The Federal Motor Carrier Safety Administration (FMCSA) has missed for a second time its revision to the Hours of Service (HOS) regulation, as reported by Trucker.com. After prolonged litigation forced the FMCSA to revisit its rulemaking process, in December of 2010 they issued the proposed revision.
The final rules were originally set to be issued on July 26, 2011 and were then postponed to October 28, 2011. The agency announced it would miss that deadline, and according to Trucker.com, one day later said had completed the proposed regulations and had sent them to the Office of Management and Budget (OMB).
While no timeline was mentioned, it could take two to three months for OMB to complete their review.
New HOS Rules
The FMCSA summarized the proposed changes to the Bush Administration regulation:

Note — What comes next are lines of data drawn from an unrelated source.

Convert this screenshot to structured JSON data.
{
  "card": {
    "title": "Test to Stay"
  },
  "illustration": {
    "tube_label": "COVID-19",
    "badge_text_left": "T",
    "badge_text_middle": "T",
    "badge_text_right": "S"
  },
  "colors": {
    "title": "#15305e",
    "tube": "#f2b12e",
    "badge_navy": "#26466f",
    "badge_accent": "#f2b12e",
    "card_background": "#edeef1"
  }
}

“This new HOS proposal would retain the “34-hour restart” provision allowing drivers to restart the clock on their weekly 60 or 70 hours by taking at least 34 consecutive hours off-duty. However, the restart period would have to include two consecutive off-duty periods from midnight to 6:00 a.m. Drivers would be allowed to use this restart only once during a seven-day period.”
The Bush-era rule has proven controversial, leading to a lawsuit. Public Citizen and other public interest groups sued to prevent the increase in maximum driving time permitted for a driver from 10 to 11 consecutive hours per shift and that the 34-hour “reset” period was not adequate to provide drivers with restorative rest, increasing the potential for truck accidents caused by fatigued drivers.
The U.S. Court Of Appeals For The District Of Columbia Circuit held “that the final rule is arbitrary and capricious because the agency neglected to consider a statutorily mandated factor – the impact of the rule on the health of drivers.”
“Final” May Not Mean Final
OMB’s review could result in the proposed changes being issued as final rules, or they could be sent back to the FMCSA for revisions. Even if they become “final,” Public Citizen or the trucking industry could cry “foul” and restart the litigation that is currently being held in abeyance.
- Feds Put Off Issuing New Trucking Safety Rules